Stocks in major Asian stock markets closed lower on Friday as investors grappled with fresh concerns over the state of the global economy, with Chinese trade data for February coming in below expectations.
Mainland Chinese shares cratered on the day, with the Shanghai composite falling 4.4 percent to close at 2,969.86 and the Shenzhen component slipping 3.248 percent to finish at 9,363.72. The Shenzhen composite shed 3.791 percent to close at 1,605.28.
Hong Kong's Hang Seng index declined more than 1.8 percent in its final hour of trading.
Chinese customs data on Friday showed that dollar-denominated exports for China fell 20.7 percent for the month of February from a year ago, missing a 4.8 percent decline that economists polled by Reuters had expected.
Dollar-denominated imports fell 5.2 percent in February from a year ago, missing economists' forecast of a 1.4 percent fall.
Analysts, however, say data from China in the first two months of the year must be treated with caution due to business distortions caused by the timing of the week-long Lunar New Year public holiday which started on Feb. 4 this year.
"A 20-percent decline is a big number. I think the market is clearly disappointed by this," Sarah Lien, a director and client portfolio manager at Eastspring Investments (Singapore), told CNBC's "Capital Connection" on Friday. "But to put things into perspective, I think we've been talking about a global growth slowdown and a China slowdown for a long time now, so it's not completely unexpected to see a negative number."

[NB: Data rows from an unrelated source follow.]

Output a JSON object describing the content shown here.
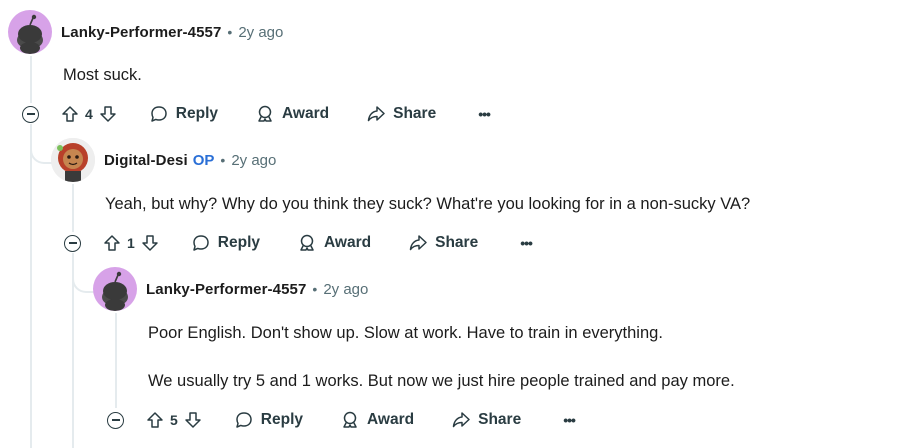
{
  "comments": [
    {
      "username": "Lanky-Performer-4557",
      "op_badge": "",
      "separator": "•",
      "timestamp": "2y ago",
      "body": [
        "Most suck."
      ],
      "votes": "4",
      "reply_label": "Reply",
      "award_label": "Award",
      "share_label": "Share",
      "more_label": "•••",
      "avatar_icon": "snoo-avatar-icon"
    },
    {
      "username": "Digital-Desi",
      "op_badge": "OP",
      "separator": "•",
      "timestamp": "2y ago",
      "body": [
        "Yeah, but why? Why do you think they suck? What're you looking for in a non-sucky VA?"
      ],
      "votes": "1",
      "reply_label": "Reply",
      "award_label": "Award",
      "share_label": "Share",
      "more_label": "•••",
      "avatar_icon": "user-avatar-icon"
    },
    {
      "username": "Lanky-Performer-4557",
      "op_badge": "",
      "separator": "•",
      "timestamp": "2y ago",
      "body": [
        "Poor English. Don't show up. Slow at work. Have to train in everything.",
        "We usually try 5 and 1 works. But now we just hire people trained and pay more."
      ],
      "votes": "5",
      "reply_label": "Reply",
      "award_label": "Award",
      "share_label": "Share",
      "more_label": "•••",
      "avatar_icon": "snoo-avatar-icon"
    }
  ],
  "colors": {
    "text": "#1c1c1c",
    "meta": "#576f76",
    "icon": "#2a3c42",
    "op": "#2a6fd6",
    "snoo_bg": "#d7a2e8",
    "thread_line": "#e5ebee"
  }
}
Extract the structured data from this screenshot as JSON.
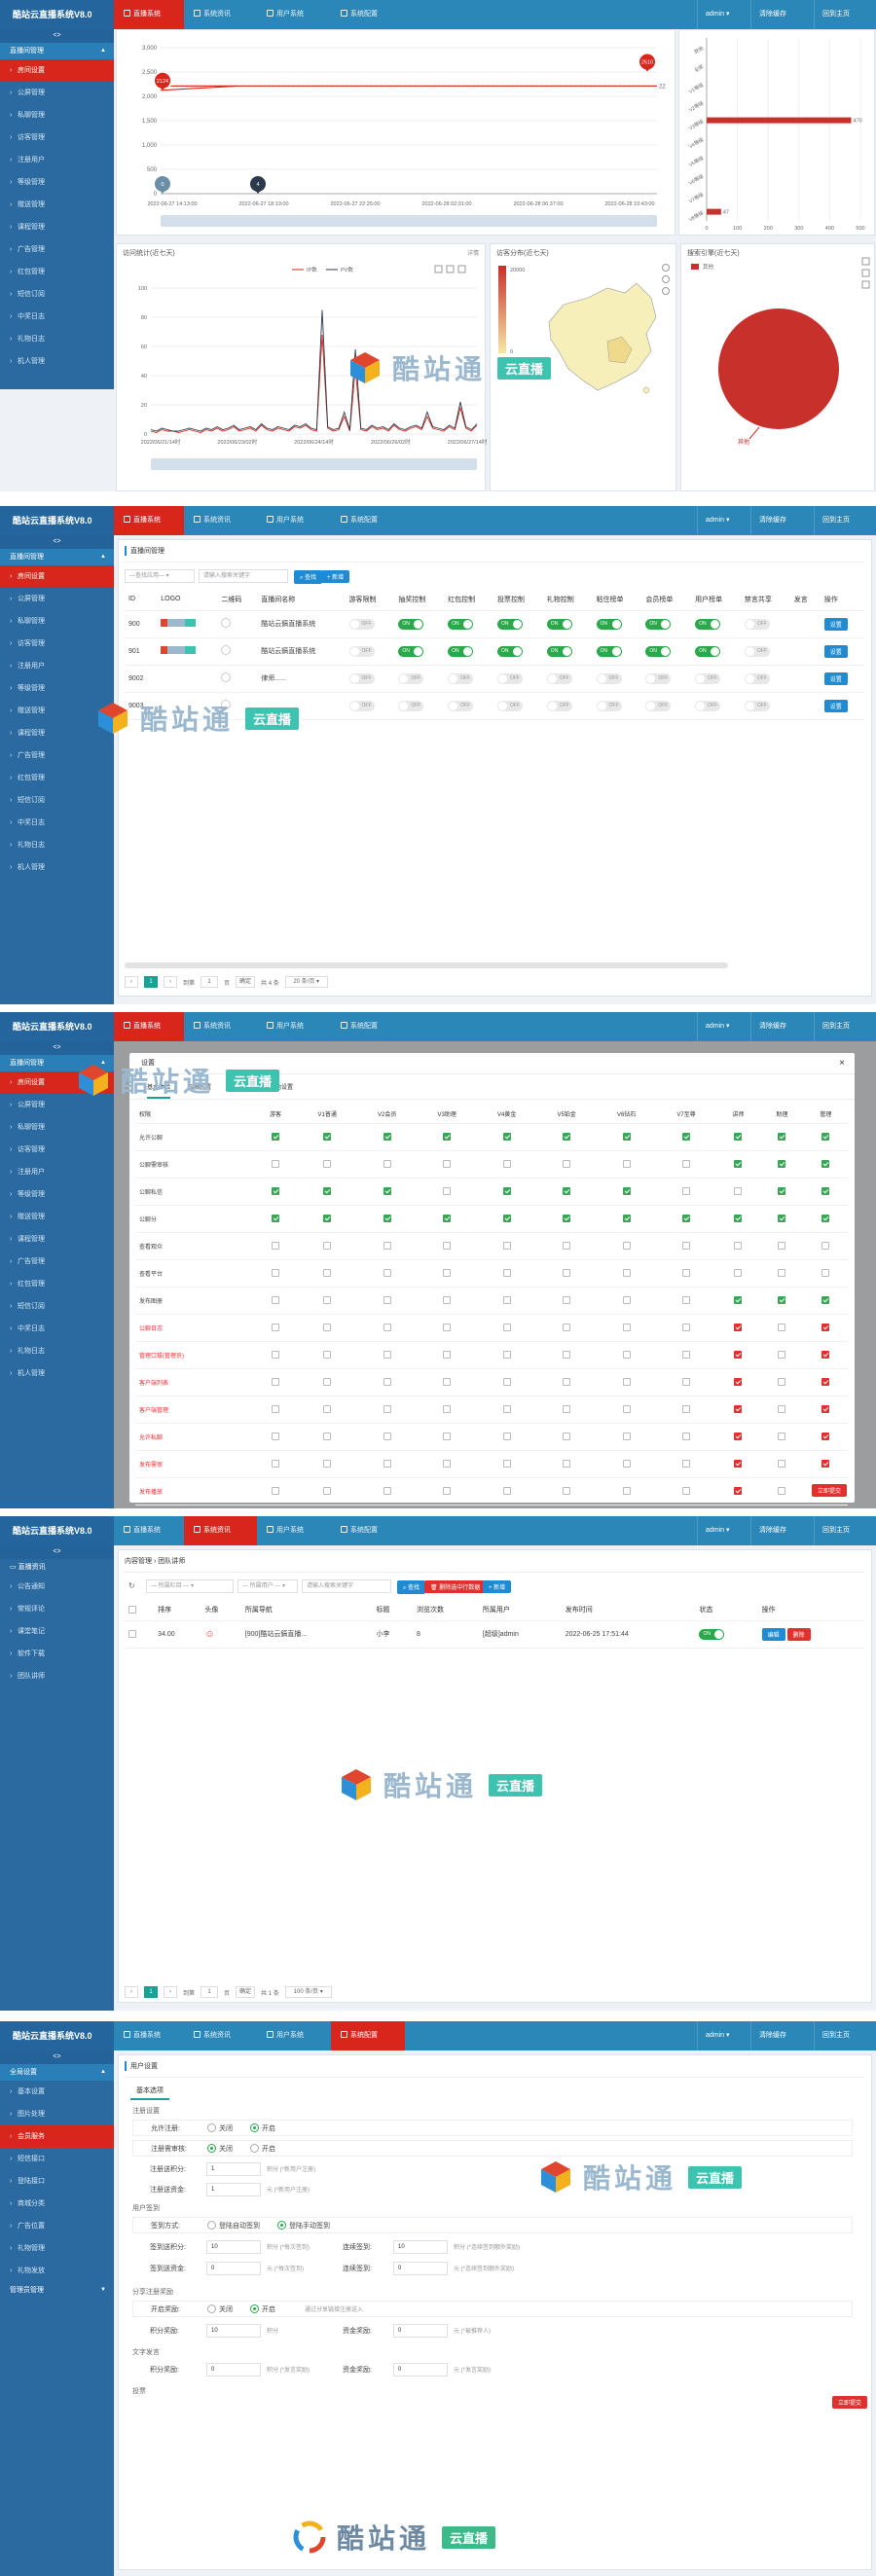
{
  "app": {
    "brand": "酷站云直播系统V8.0",
    "nav": [
      "直播系统",
      "系统资讯",
      "用户系统",
      "系统配置"
    ],
    "user": "admin",
    "clear_cache": "清除缓存",
    "home": "回到主页",
    "collapse": "<>"
  },
  "watermark": {
    "text": "酷站通",
    "badge": "云直播"
  },
  "s1": {
    "chart_data": [
      {
        "type": "line",
        "x": [
          "2022-06-27 14:13:00",
          "2022-06-27 18:19:00",
          "2022-06-27 22:25:00",
          "2022-06-28 02:31:00",
          "2022-06-28 06:37:00",
          "2022-06-28 10:43:00"
        ],
        "ylim": [
          0,
          3000
        ],
        "yticks": [
          "0",
          "500",
          "1,000",
          "1,500",
          "2,000",
          "2,500",
          "3,000"
        ],
        "series": [
          {
            "values": [
              2214,
              2214,
              2214,
              2214,
              2214,
              2214
            ]
          }
        ],
        "pins": [
          "2124",
          "2510",
          "0",
          "4"
        ],
        "end_label": "22"
      },
      {
        "type": "bar",
        "orientation": "horizontal",
        "categories": [
          "其他",
          "全部",
          "V1等级",
          "V2等级",
          "V3等级",
          "V4等级",
          "V5等级",
          "V6等级",
          "V7等级",
          "V8等级"
        ],
        "values": [
          0,
          0,
          0,
          0,
          470,
          0,
          0,
          0,
          0,
          47
        ],
        "bar_labels": [
          "470",
          "47"
        ],
        "xlim": [
          0,
          500
        ],
        "xticks": [
          "0",
          "100",
          "200",
          "300",
          "400",
          "500"
        ]
      },
      {
        "type": "line",
        "title": "访问统计(近七天)",
        "legend": [
          "IP数",
          "PV数"
        ],
        "ylim": [
          0,
          100
        ],
        "yticks": [
          "0",
          "20",
          "40",
          "60",
          "80",
          "100"
        ],
        "x": [
          "2022/06/21/14时",
          "2022/06/23/02时",
          "2022/06/24/14时",
          "2022/06/26/02时",
          "2022/06/27/14时"
        ],
        "series": [
          {
            "name": "IP数",
            "values": [
              2,
              1,
              3,
              2,
              2,
              1,
              2,
              3,
              2,
              1,
              3,
              2,
              4,
              2,
              3,
              5,
              2,
              3,
              4,
              2,
              6,
              3,
              2,
              4,
              3,
              2,
              5,
              4,
              6,
              3,
              2,
              68,
              4,
              2,
              3,
              12,
              2,
              45,
              3,
              2,
              5,
              3,
              4,
              2,
              6,
              3,
              2,
              4,
              5,
              3,
              12,
              4,
              3,
              2,
              5,
              3,
              18,
              4,
              2,
              6
            ]
          },
          {
            "name": "PV数",
            "values": [
              3,
              2,
              4,
              3,
              2,
              2,
              3,
              4,
              3,
              2,
              4,
              3,
              5,
              3,
              4,
              6,
              3,
              4,
              5,
              3,
              7,
              4,
              3,
              5,
              4,
              3,
              6,
              5,
              7,
              4,
              3,
              85,
              5,
              3,
              4,
              15,
              3,
              58,
              4,
              3,
              6,
              4,
              5,
              3,
              7,
              4,
              3,
              5,
              6,
              4,
              15,
              5,
              4,
              3,
              6,
              4,
              22,
              5,
              3,
              7
            ]
          }
        ]
      },
      {
        "type": "map",
        "title": "访客分布(近七天)",
        "scale_max": "20000",
        "scale_min": "0"
      },
      {
        "type": "pie",
        "title": "搜索引擎(近七天)",
        "legend": [
          "其他"
        ],
        "values": [
          100
        ],
        "label": "其他"
      }
    ],
    "detail": "详情"
  },
  "s2": {
    "sidebar_group": "直播间管理",
    "sidebar": [
      "房间设置",
      "公屏管理",
      "私聊管理",
      "访客管理",
      "注册用户",
      "等级管理",
      "赠送管理",
      "课程管理",
      "广告管理",
      "红包管理",
      "短信订阅",
      "中奖日志",
      "礼物日志",
      "机人管理"
    ],
    "page_title": "直播间管理",
    "select": "—查找应用—",
    "search_placeholder": "请输入搜索关键字",
    "search_btn": "查找",
    "add_btn": "+ 新增",
    "headers": [
      "ID",
      "LOGO",
      "二维码",
      "直播间名称",
      "游客限制",
      "抽奖控制",
      "红包控制",
      "投票控制",
      "礼物控制",
      "粘住榜单",
      "会员榜单",
      "用户榜单",
      "禁言共享",
      "发言",
      "操作"
    ],
    "rows": [
      {
        "id": "900",
        "name": "酷站云鎬直播系统",
        "toggles": [
          "OFF",
          "ON",
          "ON",
          "ON",
          "ON",
          "ON",
          "ON",
          "ON",
          "OFF"
        ],
        "op": "设置"
      },
      {
        "id": "901",
        "name": "酷站云鎬直播系统",
        "toggles": [
          "OFF",
          "ON",
          "ON",
          "ON",
          "ON",
          "ON",
          "ON",
          "ON",
          "OFF"
        ],
        "op": "设置"
      },
      {
        "id": "9002",
        "name": "律师......",
        "toggles": [
          "OFF",
          "OFF",
          "OFF",
          "OFF",
          "OFF",
          "OFF",
          "OFF",
          "OFF",
          "OFF"
        ],
        "op": "设置"
      },
      {
        "id": "9003",
        "name": "",
        "toggles": [
          "OFF",
          "OFF",
          "OFF",
          "OFF",
          "OFF",
          "OFF",
          "OFF",
          "OFF",
          "OFF"
        ],
        "op": "设置"
      }
    ],
    "pager": {
      "prev": "到第",
      "page": "1",
      "unit": "页",
      "confirm": "确定",
      "total": "共 4 条",
      "size": "20 条/页"
    }
  },
  "s3": {
    "dialog_title": "设置",
    "tabs": [
      "基本体验",
      "权限设置",
      "客服设置",
      "其他设置"
    ],
    "headers": [
      "权限",
      "游客",
      "V1普通",
      "V2会员",
      "V3助理",
      "V4黄金",
      "V5铂金",
      "V6钻石",
      "V7至尊",
      "讲师",
      "助理",
      "管理"
    ],
    "rows": [
      {
        "label": "允许公聊",
        "red": false,
        "cells": "ggggggggggg"
      },
      {
        "label": "公聊需审核",
        "red": false,
        "cells": "--------ggg"
      },
      {
        "label": "公聊私信",
        "red": false,
        "cells": "ggg-ggg--gg"
      },
      {
        "label": "公聊分",
        "red": false,
        "cells": "ggggggggggg"
      },
      {
        "label": "查看观众",
        "red": false,
        "cells": "-----------"
      },
      {
        "label": "查看平台",
        "red": false,
        "cells": "-----------"
      },
      {
        "label": "发布图册",
        "red": false,
        "cells": "--------ggg"
      },
      {
        "label": "公聊日志",
        "red": true,
        "cells": "--------r-r"
      },
      {
        "label": "管理口拔(管理员)",
        "red": true,
        "cells": "--------r-r"
      },
      {
        "label": "客户端列表",
        "red": true,
        "cells": "--------r-r"
      },
      {
        "label": "客户端管理",
        "red": true,
        "cells": "--------r-r"
      },
      {
        "label": "允许私聊",
        "red": true,
        "cells": "--------r-r"
      },
      {
        "label": "发布需审",
        "red": true,
        "cells": "--------r-r"
      },
      {
        "label": "发布播放",
        "red": true,
        "cells": "--------r-r"
      },
      {
        "label": "发布资讯",
        "red": true,
        "cells": "--------r-r"
      }
    ],
    "submit": "立即提交"
  },
  "s4": {
    "sidebar_group": "直播资讯",
    "sidebar": [
      "公告通知",
      "常规评论",
      "课堂笔记",
      "软件下载",
      "团队讲师"
    ],
    "breadcrumb": "内容管理 › 团队讲师",
    "select1": "— 所属栏目 —",
    "select2": "— 所属用户 —",
    "search_placeholder": "请输入搜索关键字",
    "search_btn": "查找",
    "batch_btn": "删除选中行数据",
    "add_btn": "+ 新增",
    "headers": [
      "排序",
      "头像",
      "所属导航",
      "标题",
      "浏览次数",
      "所属用户",
      "发布时间",
      "状态",
      "操作"
    ],
    "row": {
      "sort": "34.00",
      "nav": "[900]酷站云鎬直播...",
      "title": "小李",
      "views": "8",
      "user": "[超级]admin",
      "time": "2022-06-25 17:51:44",
      "status": "ON",
      "edit": "编辑",
      "del": "删除"
    },
    "pager": {
      "prev": "到第",
      "page": "1",
      "unit": "页",
      "confirm": "确定",
      "total": "共 1 条",
      "size": "100 条/页"
    }
  },
  "s5": {
    "sidebar_group": "全局设置",
    "sidebar": [
      "基本设置",
      "图片处理",
      "会员服务",
      "短信接口",
      "登陆接口",
      "商城分类",
      "广告位置",
      "礼物管理",
      "礼物发放"
    ],
    "sidebar_group2": "管理员管理",
    "page_title": "用户设置",
    "section": "基本选项",
    "reg_title": "注册设置",
    "allow_reg": "允许注册:",
    "reg_audit": "注册需审核:",
    "off": "关闭",
    "on": "开启",
    "reg_points": "注册送积分:",
    "reg_points_val": "1",
    "reg_points_hint": "积分  (*新用户注册)",
    "reg_money": "注册送资金:",
    "reg_money_val": "1",
    "reg_money_hint": "元  (*新用户注册)",
    "sign_title": "用户签到",
    "sign_mode": "签到方式:",
    "sign_mode1": "登陆自动签到",
    "sign_mode2": "登陆手动签到",
    "sign_points": "签到送积分:",
    "sign_points_val": "10",
    "sign_points_hint": "积分  (*每次签到)",
    "cont_points": "连续签到:",
    "cont_points_val": "10",
    "cont_points_hint": "积分 (*连续签到额外奖励)",
    "sign_money": "签到送资金:",
    "sign_money_val": "0",
    "sign_money_hint": "元  (*每次签到)",
    "cont_money": "连续签到:",
    "cont_money_val": "0",
    "cont_money_hint": "元 (*连续签到额外奖励)",
    "share_title": "分享注册奖励",
    "share_open": "开启奖励:",
    "share_hint": "通过分享链接注册送入",
    "share_points": "积分奖励:",
    "share_points_val": "10",
    "share_points_hint": "积分",
    "share_money": "资金奖励:",
    "share_money_val": "0",
    "share_money_hint": "元  (*被推荐人)",
    "post_title": "文字发言",
    "post_points": "积分奖励:",
    "post_points_val": "0",
    "post_points_hint": "积分  (*发言奖励)",
    "post_money": "资金奖励:",
    "post_money_val": "0",
    "post_money_hint": "元  (*发言奖励)",
    "vote_title": "投票",
    "submit": "立即提交"
  }
}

Lien added that Eastspring remained "very bullish" on China, and the country's long-term outlook looked constructive. In particular, she pointed to China's "hugely growing" domestic market, where there was "plenty of opportunity" for investors.
Japan's Nikkei 225 fell 2.01 percent to close at 21,025.56, as shares of index heavyweights Fast Retailing, Softbank and Fanuc all declined. The Topix also slipped 1.82 percent to finish its trading week at 1,572.44.
Meanwhile, the in Australia fell 0.96 percent to close at 6,203.80, with almost all the sectors seeing declines. The heavily weighted financial subindex shed 1.58 percent as bank shares slipped.
"Sentiment has certainly turned as this week has progressed and investors are now looking at more downside projections. Central banks seem to be preparing for a tough next few quarters with a much more pronounced dovish tone coming from many governors over recent announcements," analysts from Rakuten Securities Australia said in a morning note.
The European Central Bank on Thursday cut its growth forecast for 2019 and announced a fresh round of stimulus to aid banks in the region.
ECB President Mario Draghi said the central bank cut its growth estimate to 1.1 percent, down from a 1.7 percent expansion forecast released in December.
The ECB's announcements come amid lingering concerns over a possible economic slowdown across the globe. The Bank of Canada said Wednesday there was "increased uncertainty" around future rate hikes, while Australia's fourth-quarter GDP expanded at a pace of just 0.2 percent. In the U.S., meanwhile, the U.S. Federal Reserve has already signaled it will be "patient" in raising rates.
The U.S. dollar index, which tracks the greenback against a basket of its peers, was at 97.470 after an earlier high of 97.639.
The Japanese yen, often regarded as a safe-haven currency, traded at 110.99 against the dollar after seeing an earlier low of 111.64. The Australian dollar changed hands at $0.7004 after touching an earlier high of $0.7028.
Oil prices declined in afternoon Asian trade, with the international benchmark Brent crude futures contract slipping 1.06 percent to $65.60 per barrel. U.S. crude futures also shed 0.90 percent to $56.15 per barrel.
— CNBC's Fred Imbert and Huileng Tan contributed to this report.